Brian Sibley said...

SUSAN D-L - Have a great trip to Lowell and, when you get there, give a few defiant "Arf! Arf!" barks for Pluto - and his planet!


SHARON - True! Sub-editors are the bane of every journo's life. An early piece of advice I was given was "Never say anything important in the last paragraph because if the subs is busy they'll always edit from the bottom up!"

As for Goofy, he's a truly curious character who's a sort of hybrid, being half-man/half-dog - a bit like Wolfman without the need for full moons and silver bullets!

His first moniker in the Disney cartoons was 'Dippy Dawg' and then 'Dippy the Goof' before becoming plain old ("Aw, gawsh!") Goofy. In the 1950s, Goofy lost his ears and was turned into a kind of accident-prone, Everyman character named George Geef. Happily, he's more recently gone back to being a man-dog or a dog-man.

The relationships between Disney characters has always been fascinating - for example, how is it that a talking MOUSE who dresses in clothes, lives in a house and drives a car has a pet dog who can't talk and runs around naked?

And, by the way, if Donald Duck is a boy why isn't he Donald Drake and why doesn't he wear trousers??!

Laurel Kornfeld said...

It should be noted that the IAU’s controversial demotion of Pluto is very likely not the last word on the subject and in fact represents only one interpretation in an ongoing debate. Only four percent of the IAU voted on this, and most are not planetary scientists. Their decision was immediately opposed in a formal petition by hundreds of professional astronomers led by Dr. Alan Stern, Principal Investigator of NASA’s New Horizons mission to Pluto. Stern and like-minded scientists favor a broader planet definition that includes any non-self-luminous spheroidal body in orbit around a star. The spherical part is important because objects become spherical when they attain a state known as hydrostatic equilibrium, meaning they are large enough for their own gravity to pull them into a round shape. This is a characteristic of planets and not of shapeless asteroids and Kuiper Belt Objects. Pluto meets this criterion and is therefore a planet. For more on scientific arguments supporting Pluto's planet status and worldwide efforts to reinstate it, visit my Pluto Blog at http://laurele.livejournal.com
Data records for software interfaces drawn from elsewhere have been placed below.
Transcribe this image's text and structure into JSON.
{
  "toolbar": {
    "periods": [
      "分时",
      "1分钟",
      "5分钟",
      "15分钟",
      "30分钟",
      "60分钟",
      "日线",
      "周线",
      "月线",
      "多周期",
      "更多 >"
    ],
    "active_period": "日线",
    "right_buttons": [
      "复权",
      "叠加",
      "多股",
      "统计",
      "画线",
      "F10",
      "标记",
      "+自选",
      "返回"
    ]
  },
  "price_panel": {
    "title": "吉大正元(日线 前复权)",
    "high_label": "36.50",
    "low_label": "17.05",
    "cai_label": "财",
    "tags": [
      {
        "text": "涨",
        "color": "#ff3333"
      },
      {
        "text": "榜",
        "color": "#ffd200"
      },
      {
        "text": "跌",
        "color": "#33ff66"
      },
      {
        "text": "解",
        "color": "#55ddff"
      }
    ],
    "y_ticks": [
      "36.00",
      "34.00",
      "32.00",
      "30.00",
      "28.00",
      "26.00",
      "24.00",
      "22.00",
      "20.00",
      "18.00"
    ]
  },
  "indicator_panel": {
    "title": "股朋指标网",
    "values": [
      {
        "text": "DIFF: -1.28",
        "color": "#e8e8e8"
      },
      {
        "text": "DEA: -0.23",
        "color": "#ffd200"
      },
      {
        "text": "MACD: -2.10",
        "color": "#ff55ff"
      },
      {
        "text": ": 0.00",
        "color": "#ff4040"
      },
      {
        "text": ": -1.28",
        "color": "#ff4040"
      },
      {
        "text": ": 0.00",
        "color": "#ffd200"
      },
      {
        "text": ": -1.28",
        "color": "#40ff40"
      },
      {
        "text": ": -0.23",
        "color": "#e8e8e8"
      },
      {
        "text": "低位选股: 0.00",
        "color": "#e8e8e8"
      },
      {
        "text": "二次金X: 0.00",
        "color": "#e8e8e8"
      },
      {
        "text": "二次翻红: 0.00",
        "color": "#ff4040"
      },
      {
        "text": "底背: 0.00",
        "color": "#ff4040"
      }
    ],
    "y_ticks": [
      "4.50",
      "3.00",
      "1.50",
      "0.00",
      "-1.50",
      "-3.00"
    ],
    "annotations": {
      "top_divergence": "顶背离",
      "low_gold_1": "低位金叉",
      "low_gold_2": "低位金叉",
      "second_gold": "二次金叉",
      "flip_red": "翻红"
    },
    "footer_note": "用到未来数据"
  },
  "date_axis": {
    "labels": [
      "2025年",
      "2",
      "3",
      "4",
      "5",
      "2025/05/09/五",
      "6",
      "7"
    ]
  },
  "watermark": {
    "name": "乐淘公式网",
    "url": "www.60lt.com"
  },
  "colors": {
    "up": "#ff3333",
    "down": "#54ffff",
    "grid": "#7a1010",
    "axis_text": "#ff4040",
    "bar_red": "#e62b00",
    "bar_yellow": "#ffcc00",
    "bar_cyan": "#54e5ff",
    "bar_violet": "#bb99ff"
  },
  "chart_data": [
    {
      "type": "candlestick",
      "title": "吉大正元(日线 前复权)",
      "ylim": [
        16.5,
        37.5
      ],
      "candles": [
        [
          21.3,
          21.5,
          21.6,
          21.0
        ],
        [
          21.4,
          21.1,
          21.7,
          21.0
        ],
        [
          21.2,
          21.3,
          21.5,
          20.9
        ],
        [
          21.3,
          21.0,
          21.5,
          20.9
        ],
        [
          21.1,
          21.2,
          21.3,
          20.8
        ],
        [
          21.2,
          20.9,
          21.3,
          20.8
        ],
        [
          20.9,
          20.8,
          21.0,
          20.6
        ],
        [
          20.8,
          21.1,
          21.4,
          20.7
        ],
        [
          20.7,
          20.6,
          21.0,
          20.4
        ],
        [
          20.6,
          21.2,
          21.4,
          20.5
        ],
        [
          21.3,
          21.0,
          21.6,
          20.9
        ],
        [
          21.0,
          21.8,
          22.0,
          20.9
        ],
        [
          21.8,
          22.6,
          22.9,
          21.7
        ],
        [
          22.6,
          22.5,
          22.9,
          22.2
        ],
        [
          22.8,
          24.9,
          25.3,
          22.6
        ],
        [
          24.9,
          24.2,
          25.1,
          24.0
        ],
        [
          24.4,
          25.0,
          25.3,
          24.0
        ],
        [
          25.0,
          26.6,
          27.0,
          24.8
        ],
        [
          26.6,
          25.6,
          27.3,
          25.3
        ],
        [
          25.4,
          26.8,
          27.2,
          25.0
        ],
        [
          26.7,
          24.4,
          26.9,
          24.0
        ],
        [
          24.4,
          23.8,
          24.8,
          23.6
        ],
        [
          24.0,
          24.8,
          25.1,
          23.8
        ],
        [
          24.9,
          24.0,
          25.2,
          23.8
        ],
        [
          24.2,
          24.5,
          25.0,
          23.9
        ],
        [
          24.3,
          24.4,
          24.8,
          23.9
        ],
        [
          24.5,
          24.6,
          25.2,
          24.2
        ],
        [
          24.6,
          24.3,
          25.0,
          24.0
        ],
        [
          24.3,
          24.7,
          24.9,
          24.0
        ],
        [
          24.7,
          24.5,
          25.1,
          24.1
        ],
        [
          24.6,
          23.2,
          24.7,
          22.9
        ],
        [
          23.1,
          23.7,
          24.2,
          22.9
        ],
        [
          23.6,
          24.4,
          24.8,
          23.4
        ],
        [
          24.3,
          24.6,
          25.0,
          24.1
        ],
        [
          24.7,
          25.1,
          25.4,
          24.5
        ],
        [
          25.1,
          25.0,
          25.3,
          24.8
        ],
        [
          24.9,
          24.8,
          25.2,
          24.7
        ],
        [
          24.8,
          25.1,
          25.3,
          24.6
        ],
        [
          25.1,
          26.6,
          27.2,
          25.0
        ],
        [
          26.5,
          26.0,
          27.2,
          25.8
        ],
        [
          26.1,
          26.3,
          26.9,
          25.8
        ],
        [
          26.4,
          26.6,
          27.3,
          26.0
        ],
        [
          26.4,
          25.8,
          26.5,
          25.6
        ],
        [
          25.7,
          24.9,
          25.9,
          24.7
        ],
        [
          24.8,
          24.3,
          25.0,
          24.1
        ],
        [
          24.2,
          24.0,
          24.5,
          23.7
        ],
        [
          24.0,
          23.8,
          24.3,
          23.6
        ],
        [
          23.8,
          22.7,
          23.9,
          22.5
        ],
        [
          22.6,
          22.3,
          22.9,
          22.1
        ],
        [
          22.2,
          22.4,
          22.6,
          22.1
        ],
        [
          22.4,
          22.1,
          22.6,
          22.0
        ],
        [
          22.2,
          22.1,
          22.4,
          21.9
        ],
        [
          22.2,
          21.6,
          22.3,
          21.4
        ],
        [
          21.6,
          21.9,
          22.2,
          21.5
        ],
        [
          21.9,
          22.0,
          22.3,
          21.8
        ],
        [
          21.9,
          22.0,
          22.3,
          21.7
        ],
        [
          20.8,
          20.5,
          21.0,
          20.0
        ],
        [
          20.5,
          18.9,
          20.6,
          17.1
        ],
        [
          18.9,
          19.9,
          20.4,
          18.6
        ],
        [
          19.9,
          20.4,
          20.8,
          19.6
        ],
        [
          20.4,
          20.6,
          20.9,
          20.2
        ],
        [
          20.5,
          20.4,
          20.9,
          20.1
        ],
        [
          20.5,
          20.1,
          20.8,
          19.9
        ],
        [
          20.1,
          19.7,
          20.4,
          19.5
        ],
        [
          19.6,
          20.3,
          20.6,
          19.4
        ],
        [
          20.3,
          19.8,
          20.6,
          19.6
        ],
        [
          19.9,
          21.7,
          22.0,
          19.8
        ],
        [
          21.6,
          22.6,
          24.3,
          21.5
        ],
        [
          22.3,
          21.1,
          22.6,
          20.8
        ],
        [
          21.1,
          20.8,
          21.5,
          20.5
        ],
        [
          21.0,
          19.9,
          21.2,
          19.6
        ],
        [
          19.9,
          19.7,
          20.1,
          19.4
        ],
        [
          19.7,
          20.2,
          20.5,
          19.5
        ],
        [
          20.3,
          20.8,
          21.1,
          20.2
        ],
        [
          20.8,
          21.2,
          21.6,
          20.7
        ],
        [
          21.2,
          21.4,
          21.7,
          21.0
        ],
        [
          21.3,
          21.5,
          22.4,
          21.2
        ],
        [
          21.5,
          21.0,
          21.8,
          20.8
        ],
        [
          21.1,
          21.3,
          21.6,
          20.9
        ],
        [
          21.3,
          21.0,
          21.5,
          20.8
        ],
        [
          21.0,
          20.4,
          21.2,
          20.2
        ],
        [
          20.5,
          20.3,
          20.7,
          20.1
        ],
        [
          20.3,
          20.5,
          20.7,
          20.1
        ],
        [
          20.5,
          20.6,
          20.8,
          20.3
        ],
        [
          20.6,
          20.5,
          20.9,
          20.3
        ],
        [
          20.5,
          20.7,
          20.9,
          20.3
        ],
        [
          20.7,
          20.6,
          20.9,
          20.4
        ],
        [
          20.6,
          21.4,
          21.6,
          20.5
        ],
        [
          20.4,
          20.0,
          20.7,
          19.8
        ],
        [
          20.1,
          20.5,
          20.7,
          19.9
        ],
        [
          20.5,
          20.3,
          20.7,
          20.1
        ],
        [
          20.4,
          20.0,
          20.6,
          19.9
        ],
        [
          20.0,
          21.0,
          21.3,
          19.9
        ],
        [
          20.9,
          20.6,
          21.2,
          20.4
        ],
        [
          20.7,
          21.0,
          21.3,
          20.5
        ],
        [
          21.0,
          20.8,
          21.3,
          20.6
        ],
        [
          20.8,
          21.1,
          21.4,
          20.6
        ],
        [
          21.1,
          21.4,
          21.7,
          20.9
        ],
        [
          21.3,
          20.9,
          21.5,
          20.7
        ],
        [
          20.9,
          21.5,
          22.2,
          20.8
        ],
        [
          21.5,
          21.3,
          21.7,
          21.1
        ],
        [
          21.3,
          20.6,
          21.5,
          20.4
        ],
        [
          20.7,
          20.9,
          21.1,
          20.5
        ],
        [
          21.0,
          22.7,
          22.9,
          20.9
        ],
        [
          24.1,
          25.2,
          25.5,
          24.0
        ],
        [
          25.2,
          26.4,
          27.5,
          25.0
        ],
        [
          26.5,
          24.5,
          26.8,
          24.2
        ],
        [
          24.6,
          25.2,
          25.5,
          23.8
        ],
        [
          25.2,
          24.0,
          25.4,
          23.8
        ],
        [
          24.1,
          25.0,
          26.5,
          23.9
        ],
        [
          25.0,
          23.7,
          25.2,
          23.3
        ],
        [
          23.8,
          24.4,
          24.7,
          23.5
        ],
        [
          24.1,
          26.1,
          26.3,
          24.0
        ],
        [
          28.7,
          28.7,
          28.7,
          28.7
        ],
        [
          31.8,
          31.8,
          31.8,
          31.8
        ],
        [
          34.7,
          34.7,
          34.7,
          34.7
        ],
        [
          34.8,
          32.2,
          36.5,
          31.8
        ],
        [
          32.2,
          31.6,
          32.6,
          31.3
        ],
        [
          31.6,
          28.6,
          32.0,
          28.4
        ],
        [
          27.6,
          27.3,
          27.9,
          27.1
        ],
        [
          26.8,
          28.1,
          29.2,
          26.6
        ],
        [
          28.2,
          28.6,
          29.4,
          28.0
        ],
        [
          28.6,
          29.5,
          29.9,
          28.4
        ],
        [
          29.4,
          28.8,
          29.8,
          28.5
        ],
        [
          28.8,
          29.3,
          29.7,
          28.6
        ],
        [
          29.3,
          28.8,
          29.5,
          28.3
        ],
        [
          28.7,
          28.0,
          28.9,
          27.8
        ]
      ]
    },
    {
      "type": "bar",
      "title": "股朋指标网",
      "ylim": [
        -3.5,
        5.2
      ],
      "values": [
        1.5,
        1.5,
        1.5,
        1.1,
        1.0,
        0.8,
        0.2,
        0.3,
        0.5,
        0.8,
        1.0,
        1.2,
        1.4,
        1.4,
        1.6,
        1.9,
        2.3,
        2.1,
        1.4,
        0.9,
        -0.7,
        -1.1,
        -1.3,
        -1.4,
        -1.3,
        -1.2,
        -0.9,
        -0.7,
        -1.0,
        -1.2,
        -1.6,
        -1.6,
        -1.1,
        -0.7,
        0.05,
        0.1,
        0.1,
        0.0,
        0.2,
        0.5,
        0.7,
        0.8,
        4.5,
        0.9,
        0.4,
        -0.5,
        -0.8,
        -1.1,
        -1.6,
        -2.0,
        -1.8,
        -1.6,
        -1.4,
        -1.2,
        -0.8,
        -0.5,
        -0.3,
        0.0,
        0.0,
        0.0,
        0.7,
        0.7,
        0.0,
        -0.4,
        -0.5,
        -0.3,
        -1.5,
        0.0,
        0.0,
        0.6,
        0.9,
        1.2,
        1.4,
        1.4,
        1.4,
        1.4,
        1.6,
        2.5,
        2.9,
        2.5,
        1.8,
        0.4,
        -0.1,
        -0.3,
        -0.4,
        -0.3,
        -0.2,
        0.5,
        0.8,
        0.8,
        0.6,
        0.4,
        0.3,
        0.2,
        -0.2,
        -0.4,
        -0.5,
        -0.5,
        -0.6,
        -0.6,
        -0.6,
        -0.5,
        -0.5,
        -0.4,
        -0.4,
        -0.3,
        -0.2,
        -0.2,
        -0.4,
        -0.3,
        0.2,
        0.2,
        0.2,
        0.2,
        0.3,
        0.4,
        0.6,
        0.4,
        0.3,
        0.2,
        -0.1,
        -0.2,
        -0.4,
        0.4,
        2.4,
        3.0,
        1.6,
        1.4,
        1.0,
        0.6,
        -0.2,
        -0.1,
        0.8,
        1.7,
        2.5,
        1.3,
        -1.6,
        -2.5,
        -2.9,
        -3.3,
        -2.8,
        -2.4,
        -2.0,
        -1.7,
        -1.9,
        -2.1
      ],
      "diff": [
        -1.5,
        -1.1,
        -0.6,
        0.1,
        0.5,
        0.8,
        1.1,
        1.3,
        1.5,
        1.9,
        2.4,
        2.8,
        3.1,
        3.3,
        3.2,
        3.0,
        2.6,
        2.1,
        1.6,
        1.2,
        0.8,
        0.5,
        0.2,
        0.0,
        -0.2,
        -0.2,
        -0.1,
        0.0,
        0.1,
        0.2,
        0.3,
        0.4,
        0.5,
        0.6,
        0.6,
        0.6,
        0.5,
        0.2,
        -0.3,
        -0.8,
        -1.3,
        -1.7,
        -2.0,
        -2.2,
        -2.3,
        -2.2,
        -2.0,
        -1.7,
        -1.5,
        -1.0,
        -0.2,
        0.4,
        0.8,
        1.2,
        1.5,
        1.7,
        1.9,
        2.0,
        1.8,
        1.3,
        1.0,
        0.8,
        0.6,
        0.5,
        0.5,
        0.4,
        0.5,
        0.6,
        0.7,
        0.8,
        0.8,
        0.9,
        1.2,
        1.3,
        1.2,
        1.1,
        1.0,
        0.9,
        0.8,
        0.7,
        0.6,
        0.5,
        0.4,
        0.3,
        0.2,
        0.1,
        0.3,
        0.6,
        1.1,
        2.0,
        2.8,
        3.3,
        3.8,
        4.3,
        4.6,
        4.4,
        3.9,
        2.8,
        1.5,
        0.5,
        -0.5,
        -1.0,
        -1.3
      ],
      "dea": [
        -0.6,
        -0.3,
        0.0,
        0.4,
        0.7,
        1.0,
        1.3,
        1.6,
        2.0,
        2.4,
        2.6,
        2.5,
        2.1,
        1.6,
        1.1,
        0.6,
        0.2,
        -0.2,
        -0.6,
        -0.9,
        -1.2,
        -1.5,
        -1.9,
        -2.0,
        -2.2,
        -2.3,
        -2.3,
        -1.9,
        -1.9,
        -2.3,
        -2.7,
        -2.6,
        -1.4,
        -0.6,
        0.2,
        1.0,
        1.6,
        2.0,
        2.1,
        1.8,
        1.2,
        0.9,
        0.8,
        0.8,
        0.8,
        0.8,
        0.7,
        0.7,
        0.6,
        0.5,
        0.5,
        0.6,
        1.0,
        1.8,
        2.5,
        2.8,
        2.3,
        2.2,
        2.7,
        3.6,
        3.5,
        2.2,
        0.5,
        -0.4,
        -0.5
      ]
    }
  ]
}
Brian Sibley said...

LAUREL KORNFELD - Thanks for the background information. I had read about various protests at Pluto's planetary reassessment, but it's good to know that the fight goes on.

Wishing you every success!

Good Dog said...

Dogs make great characters because they’re never exactly the brains of any animal outfit. Halfway through planning an op they’ll get distracted by sticks, chew toys and bottoms to sniff.

That’s a very odd Daily Record website. Under the Entertainment header they list Big brother and Bingo. Er, I don’t think so.

Brian Sibley said...

You're right! Cats, of course, can always be the brains behind any cartoon caper!

David Weeks said...

Man's best friend? A dog.
A Girl's best friend? Diamonds.
Mmmmmm . . .

Brian Sibley said...

But will a diamond come if you whistle...?

SharonM said...

I think, David, that for many women, myself included, a woman's best friend would probably be a man who treated her well and looked after her(maybe, of course with the odd diamond thrown in for good measure).

Ah,yes, Brian - another great cartoon dog - Spike 'Just Whistle'. That was a classic 'Fred' - the one where Spike becomes Jerry's guardian angel.

Brian Sibley said...

Fred Quimby rules, OK?! Yes, The Bodyguard (1944)